■ **Description of the task**:
Give the entries below again exactly. Their pictures are not needed.
══ Dataset records ══
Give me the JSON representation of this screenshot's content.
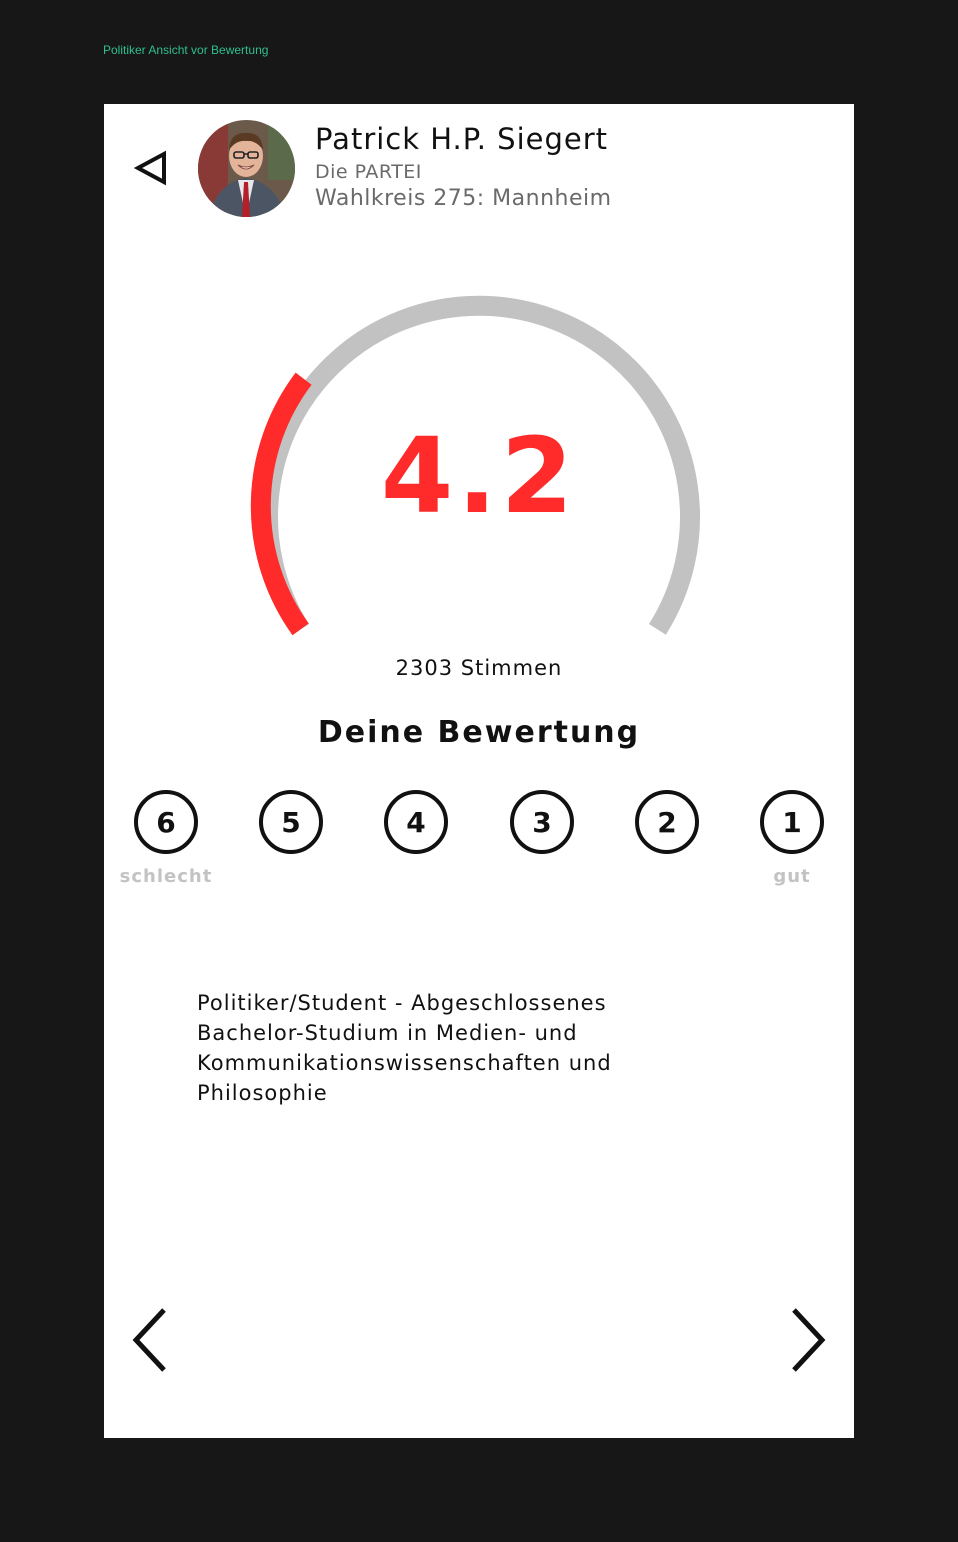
{
  "frame": {
    "label": "Politiker Ansicht vor Bewertung"
  },
  "header": {
    "back_icon": "back-triangle-icon",
    "name": "Patrick H.P. Siegert",
    "party": "Die PARTEI",
    "district": "Wahlkreis 275: Mannheim"
  },
  "score": {
    "value": "4.2",
    "votes": "2303 Stimmen",
    "accent_color": "#ff2a2a",
    "track_color": "#c2c2c2"
  },
  "rating": {
    "heading": "Deine Bewertung",
    "options": [
      "6",
      "5",
      "4",
      "3",
      "2",
      "1"
    ],
    "low_label": "schlecht",
    "high_label": "gut"
  },
  "bio": {
    "text": "Politiker/Student - Abgeschlossenes Bachelor-Studium in Medien- und Kommunikationswissenschaften und Philosophie"
  },
  "navigation": {
    "prev_icon": "chevron-left-icon",
    "next_icon": "chevron-right-icon"
  }
}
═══
■ **Reply to the task**:
Give me the JSON representation of this screenshot's content.
{
  "frame": {
    "label": "Politiker Ansicht vor Bewertung"
  },
  "header": {
    "back_icon": "back-triangle-icon",
    "name": "Patrick H.P. Siegert",
    "party": "Die PARTEI",
    "district": "Wahlkreis 275: Mannheim"
  },
  "score": {
    "value": "4.2",
    "votes": "2303 Stimmen",
    "accent_color": "#ff2a2a",
    "track_color": "#c2c2c2"
  },
  "rating": {
    "heading": "Deine Bewertung",
    "options": [
      "6",
      "5",
      "4",
      "3",
      "2",
      "1"
    ],
    "low_label": "schlecht",
    "high_label": "gut"
  },
  "bio": {
    "text": "Politiker/Student - Abgeschlossenes Bachelor-Studium in Medien- und Kommunikationswissenschaften und Philosophie"
  },
  "navigation": {
    "prev_icon": "chevron-left-icon",
    "next_icon": "chevron-right-icon"
  }
}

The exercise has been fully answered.